WTAMU has not taken the steps to register their university and students in this program.
According to James Webb, WT chief information technology officer, the university would have to pay an additional annual fee of $125,000 to $150,000 to participate in the program, which would require an increase in fees and approval by the president and board of regents. The current Microsoft agreement is $70,000.
“Like most things, there is a cost associated with adding this service, which would involve increasing the technology fee,” Webb said. “There is certainly a balance there, and I’ve been sensitive to the increased costs of tuition and fees that students pay these days.”Webb said the current Microsoft agreement in place includes computers used in the open access lab and remote labs around campus, as well as those used by faculty and staff and on servers required for applications such as WTClass, logon systems and file servers.
According to Webb, the licensing agreement would require students to have a Universal Identification Number (UIN), which is a part of the student identifier at TAMU.
“This would be a larger discussion that would need to include departments such as enrollment management and the business and finance divisions,” Webb said. “I think that this is certainly doable, it will require a change to systems and processes currently in place today.”
Pierce Cantrell, TAMU chief information officer, said TAMU students supported the licensing agreement, and an incidental fee was added to their school costs.
Cantrell said the major benefit it offers students is the chance to save money.
According to a TAMU IT annual student saving report provided by Cantrell, students pay $160 for two Microsoft products compared to the $270 retail price. The students pay $40 for media costs for the two Microsoft products and $120 in the course of four years, for the software licenses.
“If a student purchases one piece of Microsoft software while they’re at the university, their total cost would be similar to purchasing the software at a retail store with an education discount,” Allison Oslund, TAMU information technology communication manager, said. “However, if they buy any additional software they are coming out ahead and saving money.”

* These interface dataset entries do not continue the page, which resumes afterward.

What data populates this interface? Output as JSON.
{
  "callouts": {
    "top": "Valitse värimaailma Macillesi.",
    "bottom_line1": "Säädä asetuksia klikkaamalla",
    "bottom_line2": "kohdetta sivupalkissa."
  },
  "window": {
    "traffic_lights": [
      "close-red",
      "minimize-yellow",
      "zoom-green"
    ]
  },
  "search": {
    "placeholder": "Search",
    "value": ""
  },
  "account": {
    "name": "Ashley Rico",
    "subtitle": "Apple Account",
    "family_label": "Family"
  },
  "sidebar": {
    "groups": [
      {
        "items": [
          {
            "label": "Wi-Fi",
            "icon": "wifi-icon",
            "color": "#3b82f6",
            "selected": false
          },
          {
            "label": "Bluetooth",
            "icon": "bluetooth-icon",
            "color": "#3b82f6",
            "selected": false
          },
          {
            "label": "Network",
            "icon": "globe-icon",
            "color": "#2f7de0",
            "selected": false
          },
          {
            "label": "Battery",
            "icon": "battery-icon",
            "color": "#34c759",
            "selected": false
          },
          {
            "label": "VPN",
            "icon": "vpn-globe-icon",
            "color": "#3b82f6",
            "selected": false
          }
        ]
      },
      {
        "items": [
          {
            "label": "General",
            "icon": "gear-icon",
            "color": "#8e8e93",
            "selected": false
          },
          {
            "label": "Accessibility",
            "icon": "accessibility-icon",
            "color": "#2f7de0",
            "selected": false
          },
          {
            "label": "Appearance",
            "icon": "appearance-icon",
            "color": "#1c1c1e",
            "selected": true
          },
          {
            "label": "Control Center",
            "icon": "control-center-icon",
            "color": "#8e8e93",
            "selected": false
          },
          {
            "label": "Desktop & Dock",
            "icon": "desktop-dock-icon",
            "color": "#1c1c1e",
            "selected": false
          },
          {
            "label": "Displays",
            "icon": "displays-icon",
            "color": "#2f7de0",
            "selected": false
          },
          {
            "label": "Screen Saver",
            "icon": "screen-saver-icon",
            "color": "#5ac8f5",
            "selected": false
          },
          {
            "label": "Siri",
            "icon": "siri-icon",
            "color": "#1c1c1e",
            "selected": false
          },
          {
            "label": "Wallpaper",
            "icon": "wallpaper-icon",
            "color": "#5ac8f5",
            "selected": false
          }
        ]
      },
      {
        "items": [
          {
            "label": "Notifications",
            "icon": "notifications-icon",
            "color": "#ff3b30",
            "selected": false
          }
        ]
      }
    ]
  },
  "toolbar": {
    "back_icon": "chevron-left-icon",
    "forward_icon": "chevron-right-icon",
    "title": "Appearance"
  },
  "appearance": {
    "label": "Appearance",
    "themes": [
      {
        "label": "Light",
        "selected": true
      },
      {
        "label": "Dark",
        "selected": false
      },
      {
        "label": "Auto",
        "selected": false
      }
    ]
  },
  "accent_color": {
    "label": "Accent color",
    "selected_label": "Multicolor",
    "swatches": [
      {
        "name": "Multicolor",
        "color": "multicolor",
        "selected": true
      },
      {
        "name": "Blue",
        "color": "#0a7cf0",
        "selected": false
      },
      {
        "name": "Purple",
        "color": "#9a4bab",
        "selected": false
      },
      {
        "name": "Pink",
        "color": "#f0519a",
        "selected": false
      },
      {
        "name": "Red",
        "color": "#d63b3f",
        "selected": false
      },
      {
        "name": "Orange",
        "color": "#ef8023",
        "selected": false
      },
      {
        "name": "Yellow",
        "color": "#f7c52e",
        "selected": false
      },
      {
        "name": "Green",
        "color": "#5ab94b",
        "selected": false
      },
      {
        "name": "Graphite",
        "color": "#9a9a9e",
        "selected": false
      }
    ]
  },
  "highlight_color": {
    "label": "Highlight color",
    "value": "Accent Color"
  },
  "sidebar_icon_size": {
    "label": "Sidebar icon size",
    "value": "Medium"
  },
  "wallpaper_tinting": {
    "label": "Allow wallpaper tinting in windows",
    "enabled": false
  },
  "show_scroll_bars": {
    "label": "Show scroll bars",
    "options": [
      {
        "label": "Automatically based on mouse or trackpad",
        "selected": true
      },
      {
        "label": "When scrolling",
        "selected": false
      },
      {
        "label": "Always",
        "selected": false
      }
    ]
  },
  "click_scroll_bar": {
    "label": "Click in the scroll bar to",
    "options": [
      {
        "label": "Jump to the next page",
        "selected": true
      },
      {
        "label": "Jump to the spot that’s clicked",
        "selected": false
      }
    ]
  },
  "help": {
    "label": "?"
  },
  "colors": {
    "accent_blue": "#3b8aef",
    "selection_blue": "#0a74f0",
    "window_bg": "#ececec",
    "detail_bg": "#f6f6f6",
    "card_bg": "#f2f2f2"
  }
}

The IT report also stated that Prairie View, College Station, Galveston and Qatar branches of the A&M system have all enrolled students in the license agreement.
“I do think that it would be beneficial for students to have the ability to purchase software at discounted rates and I think that this should be a continued discussion to pursue,” Webb said.
Webb is also working on a concept that includes the creation of an open access lab which would let students to use their own devices in residence halls or at home to securely connect to the network and run a virtual image of applications through a remote desktop.
“We haven’t worked through all of the components and costs yet and are still looking into a solution,” Webb said.